"Shop Girl", Kensington, London, 1906. Photographed by Edward Linley Sambourne. Via
“Jane took a pride and joy in her collars; and Lily ironed them secretly and carefully for her.”
Jane is the heroine of Dorothy Whipple’s High Wages. This novel was published in 1930, but set around the First World War, making Jane another interpretation of that well-known early twentieth century type: the shop girl. But unlike many of her fictional counterparts, Jane is going to work hard, rather than relying on her looks to capture a fictional husband. Surviving on a low wage, Jane knows it is details such as collars that matter.
Her later, real life successor is the 23-year-old typist from Liverpool, quoted in Catherine Horwood's Keeping Up Appearances, who in 1939 has also learnt that the collar is a quick fix for smart and economical dressing.

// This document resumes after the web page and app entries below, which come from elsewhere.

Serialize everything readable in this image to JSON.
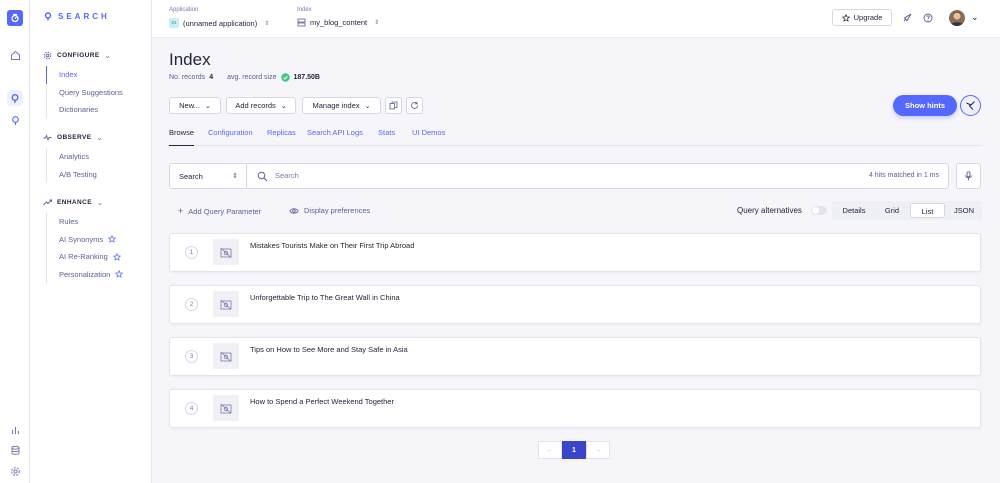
{
  "brand": {
    "name": "SEARCH"
  },
  "sidebar": {
    "sections": [
      {
        "title": "CONFIGURE",
        "items": [
          {
            "label": "Index",
            "active": true
          },
          {
            "label": "Query Suggestions"
          },
          {
            "label": "Dictionaries"
          }
        ]
      },
      {
        "title": "OBSERVE",
        "items": [
          {
            "label": "Analytics"
          },
          {
            "label": "A/B Testing"
          }
        ]
      },
      {
        "title": "ENHANCE",
        "items": [
          {
            "label": "Rules"
          },
          {
            "label": "AI Synonyms"
          },
          {
            "label": "AI Re-Ranking"
          },
          {
            "label": "Personalization"
          }
        ]
      }
    ]
  },
  "topbar": {
    "application_label": "Application",
    "application_value": "(unnamed application)",
    "application_badge": "01",
    "index_label": "Index",
    "index_value": "my_blog_content",
    "upgrade_label": "Upgrade"
  },
  "page": {
    "title": "Index",
    "records_label": "No. records",
    "records_value": "4",
    "avg_size_label": "avg. record size",
    "avg_size_value": "187.50B"
  },
  "toolbar": {
    "new_label": "New...",
    "add_records_label": "Add records",
    "manage_index_label": "Manage index",
    "show_hints_label": "Show hints"
  },
  "tabs": [
    "Browse",
    "Configuration",
    "Replicas",
    "Search API Logs",
    "Stats",
    "UI Demos"
  ],
  "search": {
    "select_value": "Search",
    "placeholder": "Search",
    "hits_text": "4 hits matched in 1 ms"
  },
  "options": {
    "add_query_param": "Add Query Parameter",
    "display_prefs": "Display preferences",
    "query_alternatives": "Query alternatives",
    "views": [
      "Details",
      "Grid",
      "List",
      "JSON"
    ],
    "active_view": "List"
  },
  "results": [
    {
      "num": "1",
      "title": "Mistakes Tourists Make on Their First Trip Abroad"
    },
    {
      "num": "2",
      "title": "Unforgettable Trip to The Great Wall in China"
    },
    {
      "num": "3",
      "title": "Tips on How to See More and Stay Safe in Asia"
    },
    {
      "num": "4",
      "title": "How to Spend a Perfect Weekend Together"
    }
  ],
  "pagination": {
    "prev": "←",
    "current": "1",
    "next": "→"
  },
  "colors": {
    "accent": "#5468ff",
    "text": "#23263b",
    "muted": "#5a5e9a",
    "current_page": "#3a46c9"
  }
}
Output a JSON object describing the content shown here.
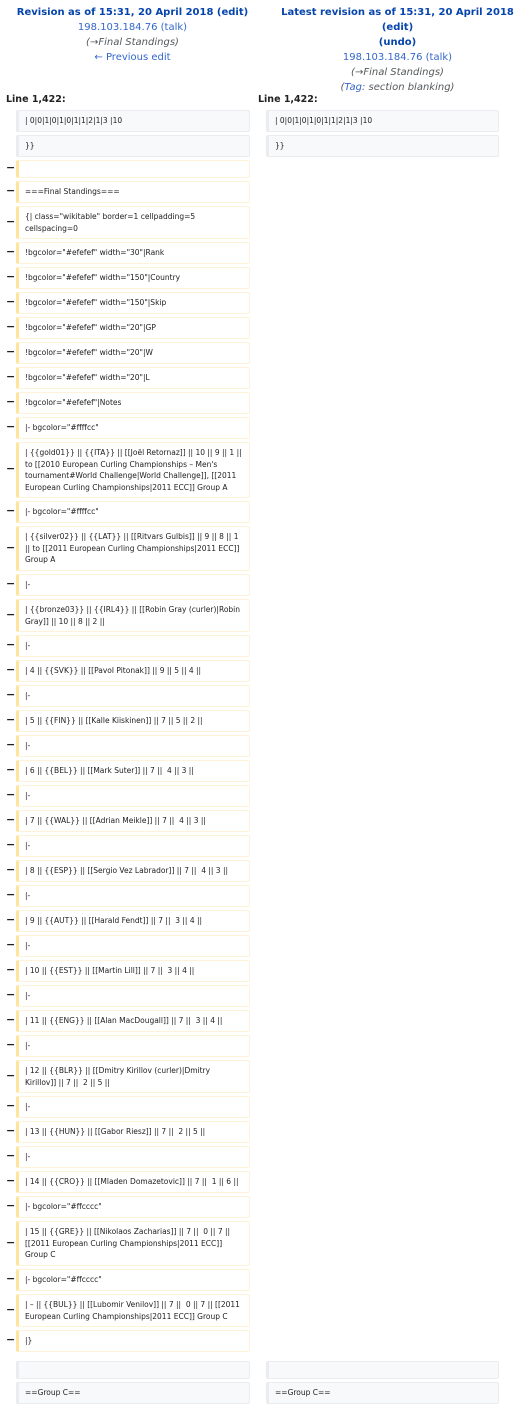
{
  "header": {
    "left": {
      "title": "Revision as of 15:31, 20 April 2018",
      "edit": "(edit)",
      "user": "198.103.184.76",
      "talk": "(talk)",
      "comment_arrow": "(→",
      "comment": "Final Standings",
      "comment_end": ")",
      "prev_link": "← Previous edit"
    },
    "right": {
      "title": "Latest revision as of 15:31, 20 April 2018",
      "edit": "(edit)",
      "undo": "(undo)",
      "user": "198.103.184.76",
      "talk": "(talk)",
      "comment_arrow": "(→",
      "comment": "Final Standings",
      "comment_end": ")",
      "tag_open": "(",
      "tag_label": "Tag",
      "tag_rest": ": section blanking)"
    }
  },
  "line_left": "Line 1,422:",
  "line_right": "Line 1,422:",
  "minus": "−",
  "context_top": [
    "| 0|0|1|0|1|0|1|1|2|1|3 |10",
    "}}"
  ],
  "deleted": [
    "",
    "===Final Standings===",
    "{| class=\"wikitable\" border=1 cellpadding=5 cellspacing=0",
    "!bgcolor=\"#efefef\" width=\"30\"|Rank",
    "!bgcolor=\"#efefef\" width=\"150\"|Country",
    "!bgcolor=\"#efefef\" width=\"150\"|Skip",
    "!bgcolor=\"#efefef\" width=\"20\"|GP",
    "!bgcolor=\"#efefef\" width=\"20\"|W",
    "!bgcolor=\"#efefef\" width=\"20\"|L",
    "!bgcolor=\"#efefef\"|Notes",
    "|- bgcolor=\"#ffffcc\"",
    "| {{gold01}} || {{ITA}} || [[Joël Retornaz]] || 10 || 9 || 1 || to [[2010 European Curling Championships – Men's tournament#World Challenge|World Challenge]], [[2011 European Curling Championships|2011 ECC]] Group A",
    "|- bgcolor=\"#ffffcc\"",
    "| {{silver02}} || {{LAT}} || [[Ritvars Gulbis]] || 9 || 8 || 1 || to [[2011 European Curling Championships|2011 ECC]] Group A",
    "|-",
    "| {{bronze03}} || {{IRL4}} || [[Robin Gray (curler)|Robin Gray]] || 10 || 8 || 2 ||",
    "|-",
    "| 4 || {{SVK}} || [[Pavol Pitonak]] || 9 || 5 || 4 ||",
    "|-",
    "| 5 || {{FIN}} || [[Kalle Kiiskinen]] || 7 || 5 || 2 ||",
    "|-",
    "| 6 || {{BEL}} || [[Mark Suter]] || 7 ||  4 || 3 ||",
    "|-",
    "| 7 || {{WAL}} || [[Adrian Meikle]] || 7 ||  4 || 3 ||",
    "|-",
    "| 8 || {{ESP}} || [[Sergio Vez Labrador]] || 7 ||  4 || 3 ||",
    "|-",
    "| 9 || {{AUT}} || [[Harald Fendt]] || 7 ||  3 || 4 ||",
    "|-",
    "| 10 || {{EST}} || [[Martin Lill]] || 7 ||  3 || 4 ||",
    "|-",
    "| 11 || {{ENG}} || [[Alan MacDougall]] || 7 ||  3 || 4 ||",
    "|-",
    "| 12 || {{BLR}} || [[Dmitry Kirillov (curler)|Dmitry Kirillov]] || 7 ||  2 || 5 ||",
    "|-",
    "| 13 || {{HUN}} || [[Gabor Riesz]] || 7 ||  2 || 5 ||",
    "|-",
    "| 14 || {{CRO}} || [[Mladen Domazetovic]] || 7 ||  1 || 6 ||",
    "|- bgcolor=\"#ffcccc\"",
    "| 15 || {{GRE}} || [[Nikolaos Zacharias]] || 7 ||  0 || 7 || [[2011 European Curling Championships|2011 ECC]] Group C",
    "|- bgcolor=\"#ffcccc\"",
    "| – || {{BUL}} || [[Lubomir Venilov]] || 7 ||  0 || 7 || [[2011 European Curling Championships|2011 ECC]] Group C",
    "|}"
  ],
  "context_bottom": [
    "",
    "==Group C=="
  ],
  "colors": {
    "link": "#3366cc",
    "deleted_border": "#ffe49c",
    "context_bg": "#f8f9fa"
  }
}
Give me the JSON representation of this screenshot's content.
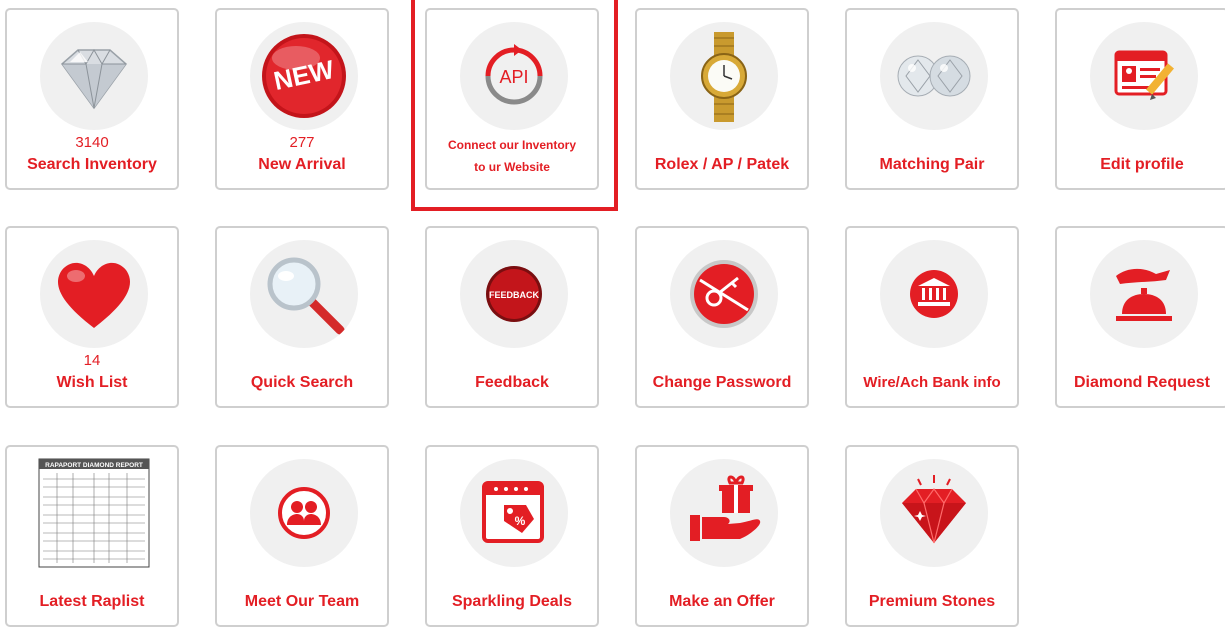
{
  "accent_color": "#e31e24",
  "tiles": [
    {
      "name": "search-inventory",
      "icon": "diamond-icon",
      "count": "3140",
      "label": "Search Inventory"
    },
    {
      "name": "new-arrival",
      "icon": "new-badge-icon",
      "count": "277",
      "label": "New Arrival"
    },
    {
      "name": "api-connect",
      "icon": "api-sync-icon",
      "label_line1": "Connect our Inventory",
      "label_line2": "to ur Website"
    },
    {
      "name": "rolex-ap-patek",
      "icon": "watch-icon",
      "label": "Rolex / AP / Patek"
    },
    {
      "name": "matching-pair",
      "icon": "diamond-pair-icon",
      "label": "Matching Pair"
    },
    {
      "name": "edit-profile",
      "icon": "profile-card-icon",
      "label": "Edit profile"
    },
    {
      "name": "wish-list",
      "icon": "heart-icon",
      "count": "14",
      "label": "Wish List"
    },
    {
      "name": "quick-search",
      "icon": "magnifier-icon",
      "label": "Quick Search"
    },
    {
      "name": "feedback",
      "icon": "feedback-button-icon",
      "icon_text": "FEEDBACK",
      "label": "Feedback"
    },
    {
      "name": "change-password",
      "icon": "key-icon",
      "label": "Change Password"
    },
    {
      "name": "wire-ach-bank-info",
      "icon": "bank-icon",
      "label": "Wire/Ach Bank info"
    },
    {
      "name": "diamond-request",
      "icon": "service-bell-icon",
      "label": "Diamond Request"
    },
    {
      "name": "latest-raplist",
      "icon": "rapaport-report-icon",
      "icon_text": "RAPAPORT DIAMOND REPORT",
      "label": "Latest Raplist"
    },
    {
      "name": "meet-our-team",
      "icon": "team-icon",
      "label": "Meet Our Team"
    },
    {
      "name": "sparkling-deals",
      "icon": "deal-tag-icon",
      "label": "Sparkling Deals"
    },
    {
      "name": "make-an-offer",
      "icon": "gift-hand-icon",
      "label": "Make an Offer"
    },
    {
      "name": "premium-stones",
      "icon": "ruby-icon",
      "label": "Premium Stones"
    }
  ]
}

She says, “it's always a source of amusement to me to watch the reaction of the men in the office if I wear an old dress coupled with a white collar. They don't notice the dress - the collar does the trick! Give me a white collar!”
Types of collar, Harper's Bazar, 1872. Via
But the collar isn’t just the concern of the younger working woman too: just think of Nora Ephron meeting with her female peers and discovering they’re all wearing more age-friendly turtlenecks or Mandarin collars, as she notes in the piece that her book the name I Feel Bad About My Neck. On Women’s Hour last week Celia Birtwell was praising the collar as a pretty detail for the older woman’s daily uniform.
Christian Dior was well aware of the transformative affair of a good collar. He counselled: “If you want to look young you will choose a crisp material too - like piqué. If you want to look sweet you will select a fine piece of lace.”
Collar styles, as illustrated in Christian Dior's Little Dictionary of Fashion.
Collars, as a fashion accessory, are back perhaps because it’s such an easy way to add a touch of prettiness to a basic T-shirt or sweater (again, nothing new: my Practical Home Knitting book – written at the height of Make Do and Mend – advises: “wear little pique collars with the classic jerseys and transform them into the smartest French models.”). I wrote about a selection for Domestic Sluttery here – I especially love the Cleo Ferrin Mercury trapeze design. What’s more, the dickey seems to be making a mini comeback too, under a variety of different names: take a look at Mr Start, or this one from Cos. Perhaps tellingly the rationale given to them this time around is about not adding bulk to your figure, rather than reasons of economy.
Deciding on what collar to wear is not without its potential pitfall. Dior cautions in the Little Dictionary of Fashion: “The famous 'little white collar' is, of course, very nice and youthful; but don't use it too much because it may sometimes look cheap.” And he continues with a golden rule – one that Jane already obediently obeys – “never wear a white collar twice - it must be spotless.”
Who knew a simple collar could carry so many different connotations? As Janey Ironside wrote in her Fashion Alphabet (and quoted in this blog post about the Peter Pan collar), “Only hats, when they are in fashion, can do as much to help a woman or to kill her looks.”